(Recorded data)
────────────────────

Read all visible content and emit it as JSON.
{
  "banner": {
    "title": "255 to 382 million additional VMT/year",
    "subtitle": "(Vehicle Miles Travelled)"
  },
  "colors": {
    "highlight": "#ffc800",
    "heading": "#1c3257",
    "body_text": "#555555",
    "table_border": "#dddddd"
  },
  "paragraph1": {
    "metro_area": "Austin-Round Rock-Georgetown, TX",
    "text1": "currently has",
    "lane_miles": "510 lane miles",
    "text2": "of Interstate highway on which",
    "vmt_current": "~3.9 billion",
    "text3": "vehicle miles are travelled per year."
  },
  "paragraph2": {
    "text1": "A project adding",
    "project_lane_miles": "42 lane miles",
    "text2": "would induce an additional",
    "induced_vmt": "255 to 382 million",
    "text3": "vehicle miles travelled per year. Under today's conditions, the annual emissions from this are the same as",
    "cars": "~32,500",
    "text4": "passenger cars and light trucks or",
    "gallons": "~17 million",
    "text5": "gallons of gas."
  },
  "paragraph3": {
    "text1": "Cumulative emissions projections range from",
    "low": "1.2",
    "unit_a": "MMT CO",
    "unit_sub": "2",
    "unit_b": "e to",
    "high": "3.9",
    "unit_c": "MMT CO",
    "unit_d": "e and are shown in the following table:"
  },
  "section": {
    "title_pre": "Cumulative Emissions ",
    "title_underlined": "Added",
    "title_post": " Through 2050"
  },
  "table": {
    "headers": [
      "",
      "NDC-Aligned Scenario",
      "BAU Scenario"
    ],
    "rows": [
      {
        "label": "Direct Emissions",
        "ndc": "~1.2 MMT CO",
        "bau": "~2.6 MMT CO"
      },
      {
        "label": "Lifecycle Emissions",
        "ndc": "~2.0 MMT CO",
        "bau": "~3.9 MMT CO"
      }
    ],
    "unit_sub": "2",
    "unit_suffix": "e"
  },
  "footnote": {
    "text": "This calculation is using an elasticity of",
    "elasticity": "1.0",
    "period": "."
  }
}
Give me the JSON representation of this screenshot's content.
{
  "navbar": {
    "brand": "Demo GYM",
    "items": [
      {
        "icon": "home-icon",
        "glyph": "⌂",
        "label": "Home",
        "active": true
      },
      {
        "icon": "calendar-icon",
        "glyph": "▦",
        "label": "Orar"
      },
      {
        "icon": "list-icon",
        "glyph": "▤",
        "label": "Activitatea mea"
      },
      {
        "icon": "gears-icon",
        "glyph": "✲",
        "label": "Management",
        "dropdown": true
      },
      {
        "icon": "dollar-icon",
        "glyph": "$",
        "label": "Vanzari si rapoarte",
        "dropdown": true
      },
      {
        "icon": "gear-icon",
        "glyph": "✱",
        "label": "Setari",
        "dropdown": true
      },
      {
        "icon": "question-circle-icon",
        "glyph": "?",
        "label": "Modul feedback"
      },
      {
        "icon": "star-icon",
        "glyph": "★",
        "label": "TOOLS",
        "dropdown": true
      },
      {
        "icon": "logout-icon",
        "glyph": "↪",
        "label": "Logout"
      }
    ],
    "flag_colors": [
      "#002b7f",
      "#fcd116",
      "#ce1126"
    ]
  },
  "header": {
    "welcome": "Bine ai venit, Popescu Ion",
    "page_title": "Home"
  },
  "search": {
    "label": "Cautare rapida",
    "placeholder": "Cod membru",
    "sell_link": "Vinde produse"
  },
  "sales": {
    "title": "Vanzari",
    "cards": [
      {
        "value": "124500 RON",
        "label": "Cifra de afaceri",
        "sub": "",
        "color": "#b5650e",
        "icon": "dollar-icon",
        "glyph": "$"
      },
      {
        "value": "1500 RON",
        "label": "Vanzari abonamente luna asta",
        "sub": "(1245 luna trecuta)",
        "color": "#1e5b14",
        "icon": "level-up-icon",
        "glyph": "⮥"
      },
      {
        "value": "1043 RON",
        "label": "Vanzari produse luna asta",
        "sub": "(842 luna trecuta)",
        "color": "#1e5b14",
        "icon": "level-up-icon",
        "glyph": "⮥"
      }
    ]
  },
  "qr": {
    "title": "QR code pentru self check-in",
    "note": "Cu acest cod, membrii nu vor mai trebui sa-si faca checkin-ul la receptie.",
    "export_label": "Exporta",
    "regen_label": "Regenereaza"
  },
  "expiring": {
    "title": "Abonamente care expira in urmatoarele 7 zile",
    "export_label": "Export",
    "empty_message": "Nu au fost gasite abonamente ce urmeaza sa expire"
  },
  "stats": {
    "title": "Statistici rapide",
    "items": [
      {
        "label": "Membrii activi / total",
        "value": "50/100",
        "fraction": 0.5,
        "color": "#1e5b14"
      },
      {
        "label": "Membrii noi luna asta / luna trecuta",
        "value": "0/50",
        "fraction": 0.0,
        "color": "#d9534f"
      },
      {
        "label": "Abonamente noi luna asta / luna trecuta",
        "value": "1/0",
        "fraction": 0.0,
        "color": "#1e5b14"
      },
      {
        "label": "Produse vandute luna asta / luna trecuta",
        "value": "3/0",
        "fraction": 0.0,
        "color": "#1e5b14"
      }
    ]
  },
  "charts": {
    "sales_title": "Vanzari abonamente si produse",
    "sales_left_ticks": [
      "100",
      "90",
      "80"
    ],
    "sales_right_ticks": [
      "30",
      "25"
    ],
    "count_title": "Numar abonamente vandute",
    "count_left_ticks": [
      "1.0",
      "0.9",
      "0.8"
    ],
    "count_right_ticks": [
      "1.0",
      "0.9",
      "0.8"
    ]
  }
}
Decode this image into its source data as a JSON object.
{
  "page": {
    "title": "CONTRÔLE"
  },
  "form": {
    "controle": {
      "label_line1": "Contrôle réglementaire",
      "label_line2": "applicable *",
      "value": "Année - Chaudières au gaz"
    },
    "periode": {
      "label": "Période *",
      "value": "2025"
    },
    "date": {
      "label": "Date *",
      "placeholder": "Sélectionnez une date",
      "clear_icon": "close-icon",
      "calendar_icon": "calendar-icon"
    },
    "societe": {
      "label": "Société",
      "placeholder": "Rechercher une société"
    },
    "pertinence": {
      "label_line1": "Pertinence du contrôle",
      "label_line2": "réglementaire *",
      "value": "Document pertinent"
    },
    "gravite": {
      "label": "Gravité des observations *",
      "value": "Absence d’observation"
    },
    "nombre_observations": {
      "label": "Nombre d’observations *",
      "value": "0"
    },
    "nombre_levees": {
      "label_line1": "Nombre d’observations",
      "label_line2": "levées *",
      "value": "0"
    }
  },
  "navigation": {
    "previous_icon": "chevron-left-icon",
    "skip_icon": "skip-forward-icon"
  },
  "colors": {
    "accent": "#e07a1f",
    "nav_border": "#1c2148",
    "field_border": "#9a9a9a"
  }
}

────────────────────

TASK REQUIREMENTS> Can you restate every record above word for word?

SOLUTION BELOW>
Read all visible content and emit it as JSON.
{
  "banner": {
    "title": "255 to 382 million additional VMT/year",
    "subtitle": "(Vehicle Miles Travelled)"
  },
  "colors": {
    "highlight": "#ffc800",
    "heading": "#1c3257",
    "body_text": "#555555",
    "table_border": "#dddddd"
  },
  "paragraph1": {
    "metro_area": "Austin-Round Rock-Georgetown, TX",
    "text1": "currently has",
    "lane_miles": "510 lane miles",
    "text2": "of Interstate highway on which",
    "vmt_current": "~3.9 billion",
    "text3": "vehicle miles are travelled per year."
  },
  "paragraph2": {
    "text1": "A project adding",
    "project_lane_miles": "42 lane miles",
    "text2": "would induce an additional",
    "induced_vmt": "255 to 382 million",
    "text3": "vehicle miles travelled per year. Under today's conditions, the annual emissions from this are the same as",
    "cars": "~32,500",
    "text4": "passenger cars and light trucks or",
    "gallons": "~17 million",
    "text5": "gallons of gas."
  },
  "paragraph3": {
    "text1": "Cumulative emissions projections range from",
    "low": "1.2",
    "unit_a": "MMT CO",
    "unit_sub": "2",
    "unit_b": "e to",
    "high": "3.9",
    "unit_c": "MMT CO",
    "unit_d": "e and are shown in the following table:"
  },
  "section": {
    "title_pre": "Cumulative Emissions ",
    "title_underlined": "Added",
    "title_post": " Through 2050"
  },
  "table": {
    "headers": [
      "",
      "NDC-Aligned Scenario",
      "BAU Scenario"
    ],
    "rows": [
      {
        "label": "Direct Emissions",
        "ndc": "~1.2 MMT CO",
        "bau": "~2.6 MMT CO"
      },
      {
        "label": "Lifecycle Emissions",
        "ndc": "~2.0 MMT CO",
        "bau": "~3.9 MMT CO"
      }
    ],
    "unit_sub": "2",
    "unit_suffix": "e"
  },
  "footnote": {
    "text": "This calculation is using an elasticity of",
    "elasticity": "1.0",
    "period": "."
  }
}
Give me the JSON representation of this screenshot's content.
{
  "navbar": {
    "brand": "Demo GYM",
    "items": [
      {
        "icon": "home-icon",
        "glyph": "⌂",
        "label": "Home",
        "active": true
      },
      {
        "icon": "calendar-icon",
        "glyph": "▦",
        "label": "Orar"
      },
      {
        "icon": "list-icon",
        "glyph": "▤",
        "label": "Activitatea mea"
      },
      {
        "icon": "gears-icon",
        "glyph": "✲",
        "label": "Management",
        "dropdown": true
      },
      {
        "icon": "dollar-icon",
        "glyph": "$",
        "label": "Vanzari si rapoarte",
        "dropdown": true
      },
      {
        "icon": "gear-icon",
        "glyph": "✱",
        "label": "Setari",
        "dropdown": true
      },
      {
        "icon": "question-circle-icon",
        "glyph": "?",
        "label": "Modul feedback"
      },
      {
        "icon": "star-icon",
        "glyph": "★",
        "label": "TOOLS",
        "dropdown": true
      },
      {
        "icon": "logout-icon",
        "glyph": "↪",
        "label": "Logout"
      }
    ],
    "flag_colors": [
      "#002b7f",
      "#fcd116",
      "#ce1126"
    ]
  },
  "header": {
    "welcome": "Bine ai venit, Popescu Ion",
    "page_title": "Home"
  },
  "search": {
    "label": "Cautare rapida",
    "placeholder": "Cod membru",
    "sell_link": "Vinde produse"
  },
  "sales": {
    "title": "Vanzari",
    "cards": [
      {
        "value": "124500 RON",
        "label": "Cifra de afaceri",
        "sub": "",
        "color": "#b5650e",
        "icon": "dollar-icon",
        "glyph": "$"
      },
      {
        "value": "1500 RON",
        "label": "Vanzari abonamente luna asta",
        "sub": "(1245 luna trecuta)",
        "color": "#1e5b14",
        "icon": "level-up-icon",
        "glyph": "⮥"
      },
      {
        "value": "1043 RON",
        "label": "Vanzari produse luna asta",
        "sub": "(842 luna trecuta)",
        "color": "#1e5b14",
        "icon": "level-up-icon",
        "glyph": "⮥"
      }
    ]
  },
  "qr": {
    "title": "QR code pentru self check-in",
    "note": "Cu acest cod, membrii nu vor mai trebui sa-si faca checkin-ul la receptie.",
    "export_label": "Exporta",
    "regen_label": "Regenereaza"
  },
  "expiring": {
    "title": "Abonamente care expira in urmatoarele 7 zile",
    "export_label": "Export",
    "empty_message": "Nu au fost gasite abonamente ce urmeaza sa expire"
  },
  "stats": {
    "title": "Statistici rapide",
    "items": [
      {
        "label": "Membrii activi / total",
        "value": "50/100",
        "fraction": 0.5,
        "color": "#1e5b14"
      },
      {
        "label": "Membrii noi luna asta / luna trecuta",
        "value": "0/50",
        "fraction": 0.0,
        "color": "#d9534f"
      },
      {
        "label": "Abonamente noi luna asta / luna trecuta",
        "value": "1/0",
        "fraction": 0.0,
        "color": "#1e5b14"
      },
      {
        "label": "Produse vandute luna asta / luna trecuta",
        "value": "3/0",
        "fraction": 0.0,
        "color": "#1e5b14"
      }
    ]
  },
  "charts": {
    "sales_title": "Vanzari abonamente si produse",
    "sales_left_ticks": [
      "100",
      "90",
      "80"
    ],
    "sales_right_ticks": [
      "30",
      "25"
    ],
    "count_title": "Numar abonamente vandute",
    "count_left_ticks": [
      "1.0",
      "0.9",
      "0.8"
    ],
    "count_right_ticks": [
      "1.0",
      "0.9",
      "0.8"
    ]
  }
}
Decode this image into its source data as a JSON object.
{
  "page": {
    "title": "CONTRÔLE"
  },
  "form": {
    "controle": {
      "label_line1": "Contrôle réglementaire",
      "label_line2": "applicable *",
      "value": "Année - Chaudières au gaz"
    },
    "periode": {
      "label": "Période *",
      "value": "2025"
    },
    "date": {
      "label": "Date *",
      "placeholder": "Sélectionnez une date",
      "clear_icon": "close-icon",
      "calendar_icon": "calendar-icon"
    },
    "societe": {
      "label": "Société",
      "placeholder": "Rechercher une société"
    },
    "pertinence": {
      "label_line1": "Pertinence du contrôle",
      "label_line2": "réglementaire *",
      "value": "Document pertinent"
    },
    "gravite": {
      "label": "Gravité des observations *",
      "value": "Absence d’observation"
    },
    "nombre_observations": {
      "label": "Nombre d’observations *",
      "value": "0"
    },
    "nombre_levees": {
      "label_line1": "Nombre d’observations",
      "label_line2": "levées *",
      "value": "0"
    }
  },
  "navigation": {
    "previous_icon": "chevron-left-icon",
    "skip_icon": "skip-forward-icon"
  },
  "colors": {
    "accent": "#e07a1f",
    "nav_border": "#1c2148",
    "field_border": "#9a9a9a"
  }
}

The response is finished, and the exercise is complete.